PROBLEM STATEMENT: Every record must be copied exactly, from first line to last.

TASK MATERIAL:
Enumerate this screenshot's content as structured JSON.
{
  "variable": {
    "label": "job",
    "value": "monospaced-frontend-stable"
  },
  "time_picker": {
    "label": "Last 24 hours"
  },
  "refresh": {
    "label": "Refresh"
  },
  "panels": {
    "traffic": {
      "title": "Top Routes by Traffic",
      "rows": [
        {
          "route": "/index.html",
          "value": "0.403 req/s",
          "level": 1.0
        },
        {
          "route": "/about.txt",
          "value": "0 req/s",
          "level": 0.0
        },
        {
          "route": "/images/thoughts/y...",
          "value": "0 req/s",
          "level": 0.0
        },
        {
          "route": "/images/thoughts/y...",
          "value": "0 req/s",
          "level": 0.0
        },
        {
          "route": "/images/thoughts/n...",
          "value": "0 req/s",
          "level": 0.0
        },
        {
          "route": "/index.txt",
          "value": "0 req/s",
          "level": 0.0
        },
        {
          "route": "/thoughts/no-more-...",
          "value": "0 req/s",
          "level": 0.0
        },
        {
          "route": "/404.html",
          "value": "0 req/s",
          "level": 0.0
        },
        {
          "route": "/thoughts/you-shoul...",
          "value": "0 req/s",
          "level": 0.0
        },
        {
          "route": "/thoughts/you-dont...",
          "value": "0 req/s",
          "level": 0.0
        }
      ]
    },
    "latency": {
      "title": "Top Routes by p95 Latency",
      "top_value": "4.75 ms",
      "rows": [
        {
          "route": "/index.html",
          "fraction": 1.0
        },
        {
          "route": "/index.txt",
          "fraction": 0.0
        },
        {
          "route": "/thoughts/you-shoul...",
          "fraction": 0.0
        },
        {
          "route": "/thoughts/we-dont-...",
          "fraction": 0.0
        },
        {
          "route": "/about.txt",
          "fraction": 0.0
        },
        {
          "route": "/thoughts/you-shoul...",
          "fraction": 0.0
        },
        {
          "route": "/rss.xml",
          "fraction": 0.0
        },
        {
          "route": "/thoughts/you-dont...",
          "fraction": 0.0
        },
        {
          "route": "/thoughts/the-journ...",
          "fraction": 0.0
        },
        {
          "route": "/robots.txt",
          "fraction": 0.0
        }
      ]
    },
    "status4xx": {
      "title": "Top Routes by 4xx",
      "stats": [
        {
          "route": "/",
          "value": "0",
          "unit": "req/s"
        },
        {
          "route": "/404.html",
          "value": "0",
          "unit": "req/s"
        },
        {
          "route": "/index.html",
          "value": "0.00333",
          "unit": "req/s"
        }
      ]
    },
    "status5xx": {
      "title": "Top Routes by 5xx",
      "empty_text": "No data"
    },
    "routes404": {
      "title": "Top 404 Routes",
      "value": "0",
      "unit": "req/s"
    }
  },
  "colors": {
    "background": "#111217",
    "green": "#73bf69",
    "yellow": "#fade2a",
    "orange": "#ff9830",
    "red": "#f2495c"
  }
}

SOLUTION TO THIS TASK:
Enumerate this screenshot's content as structured JSON.
{
  "variable": {
    "label": "job",
    "value": "monospaced-frontend-stable"
  },
  "time_picker": {
    "label": "Last 24 hours"
  },
  "refresh": {
    "label": "Refresh"
  },
  "panels": {
    "traffic": {
      "title": "Top Routes by Traffic",
      "rows": [
        {
          "route": "/index.html",
          "value": "0.403 req/s",
          "level": 1.0
        },
        {
          "route": "/about.txt",
          "value": "0 req/s",
          "level": 0.0
        },
        {
          "route": "/images/thoughts/y...",
          "value": "0 req/s",
          "level": 0.0
        },
        {
          "route": "/images/thoughts/y...",
          "value": "0 req/s",
          "level": 0.0
        },
        {
          "route": "/images/thoughts/n...",
          "value": "0 req/s",
          "level": 0.0
        },
        {
          "route": "/index.txt",
          "value": "0 req/s",
          "level": 0.0
        },
        {
          "route": "/thoughts/no-more-...",
          "value": "0 req/s",
          "level": 0.0
        },
        {
          "route": "/404.html",
          "value": "0 req/s",
          "level": 0.0
        },
        {
          "route": "/thoughts/you-shoul...",
          "value": "0 req/s",
          "level": 0.0
        },
        {
          "route": "/thoughts/you-dont...",
          "value": "0 req/s",
          "level": 0.0
        }
      ]
    },
    "latency": {
      "title": "Top Routes by p95 Latency",
      "top_value": "4.75 ms",
      "rows": [
        {
          "route": "/index.html",
          "fraction": 1.0
        },
        {
          "route": "/index.txt",
          "fraction": 0.0
        },
        {
          "route": "/thoughts/you-shoul...",
          "fraction": 0.0
        },
        {
          "route": "/thoughts/we-dont-...",
          "fraction": 0.0
        },
        {
          "route": "/about.txt",
          "fraction": 0.0
        },
        {
          "route": "/thoughts/you-shoul...",
          "fraction": 0.0
        },
        {
          "route": "/rss.xml",
          "fraction": 0.0
        },
        {
          "route": "/thoughts/you-dont...",
          "fraction": 0.0
        },
        {
          "route": "/thoughts/the-journ...",
          "fraction": 0.0
        },
        {
          "route": "/robots.txt",
          "fraction": 0.0
        }
      ]
    },
    "status4xx": {
      "title": "Top Routes by 4xx",
      "stats": [
        {
          "route": "/",
          "value": "0",
          "unit": "req/s"
        },
        {
          "route": "/404.html",
          "value": "0",
          "unit": "req/s"
        },
        {
          "route": "/index.html",
          "value": "0.00333",
          "unit": "req/s"
        }
      ]
    },
    "status5xx": {
      "title": "Top Routes by 5xx",
      "empty_text": "No data"
    },
    "routes404": {
      "title": "Top 404 Routes",
      "value": "0",
      "unit": "req/s"
    }
  },
  "colors": {
    "background": "#111217",
    "green": "#73bf69",
    "yellow": "#fade2a",
    "orange": "#ff9830",
    "red": "#f2495c"
  }
}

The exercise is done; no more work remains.